■ Work to be completed: Write out word for word the lines from the one holding "Transcribe this image's" through the end of the data, and only those lines. Pictures stay out.

(Source data)

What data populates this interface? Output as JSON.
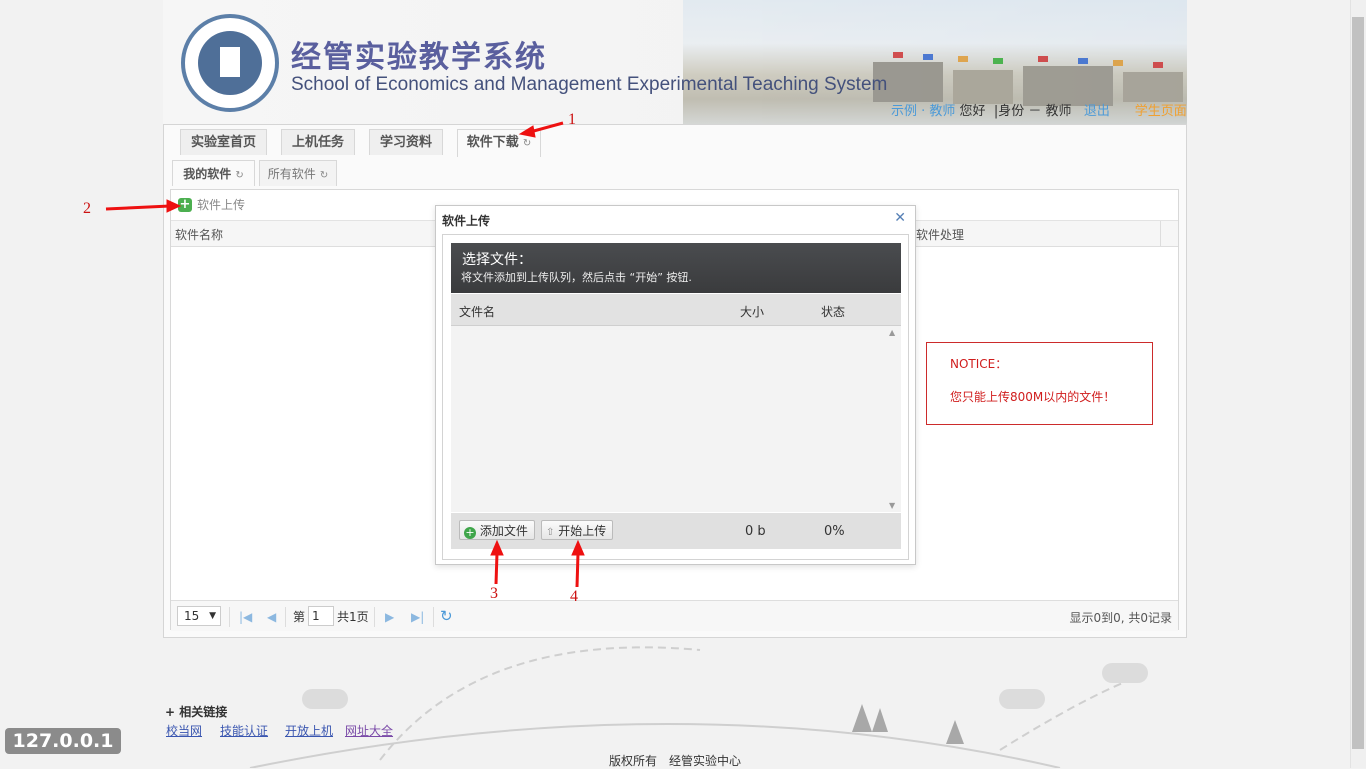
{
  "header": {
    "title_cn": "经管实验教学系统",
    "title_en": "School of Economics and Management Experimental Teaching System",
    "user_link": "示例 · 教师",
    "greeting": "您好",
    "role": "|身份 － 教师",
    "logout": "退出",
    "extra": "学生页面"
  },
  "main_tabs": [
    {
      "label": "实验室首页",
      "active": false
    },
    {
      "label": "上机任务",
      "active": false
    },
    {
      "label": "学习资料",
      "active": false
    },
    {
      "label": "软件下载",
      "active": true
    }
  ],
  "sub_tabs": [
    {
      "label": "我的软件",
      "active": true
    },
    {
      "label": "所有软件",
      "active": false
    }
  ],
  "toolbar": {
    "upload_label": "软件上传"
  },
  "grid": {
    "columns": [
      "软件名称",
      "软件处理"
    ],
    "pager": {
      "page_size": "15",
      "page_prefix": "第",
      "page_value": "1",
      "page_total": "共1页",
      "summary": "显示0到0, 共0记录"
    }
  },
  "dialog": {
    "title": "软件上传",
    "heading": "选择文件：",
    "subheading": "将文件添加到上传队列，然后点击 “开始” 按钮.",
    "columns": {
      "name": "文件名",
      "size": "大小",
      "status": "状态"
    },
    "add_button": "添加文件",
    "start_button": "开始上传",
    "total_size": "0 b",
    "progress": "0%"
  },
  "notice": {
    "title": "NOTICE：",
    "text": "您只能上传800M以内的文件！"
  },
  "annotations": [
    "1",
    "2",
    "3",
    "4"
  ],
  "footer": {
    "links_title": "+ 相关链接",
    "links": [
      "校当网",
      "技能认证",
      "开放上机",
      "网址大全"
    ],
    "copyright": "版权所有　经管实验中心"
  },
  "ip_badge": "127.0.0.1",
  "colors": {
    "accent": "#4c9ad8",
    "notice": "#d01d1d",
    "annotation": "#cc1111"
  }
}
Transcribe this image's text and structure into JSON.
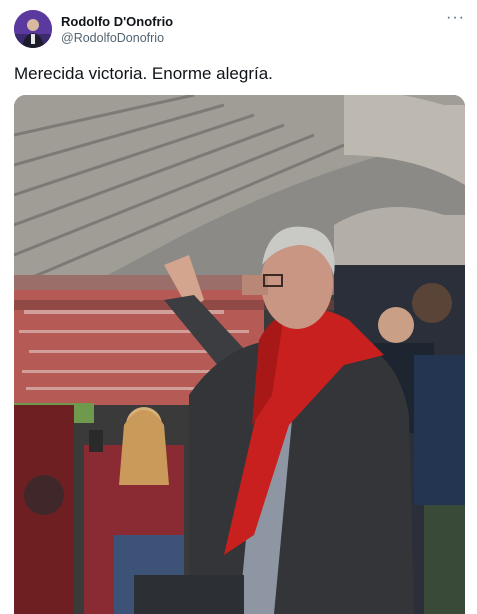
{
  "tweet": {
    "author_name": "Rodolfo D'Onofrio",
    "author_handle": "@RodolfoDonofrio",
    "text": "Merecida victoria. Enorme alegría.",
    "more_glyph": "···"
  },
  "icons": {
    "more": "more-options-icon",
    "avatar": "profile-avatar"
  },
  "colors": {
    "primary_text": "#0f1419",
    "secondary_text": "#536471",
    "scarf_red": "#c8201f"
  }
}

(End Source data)

■ Task response:
Transcribe this image's text and structure into JSON.
{
  "tweet": {
    "author_name": "Rodolfo D'Onofrio",
    "author_handle": "@RodolfoDonofrio",
    "text": "Merecida victoria. Enorme alegría.",
    "more_glyph": "···"
  },
  "icons": {
    "more": "more-options-icon",
    "avatar": "profile-avatar"
  },
  "colors": {
    "primary_text": "#0f1419",
    "secondary_text": "#536471",
    "scarf_red": "#c8201f"
  }
}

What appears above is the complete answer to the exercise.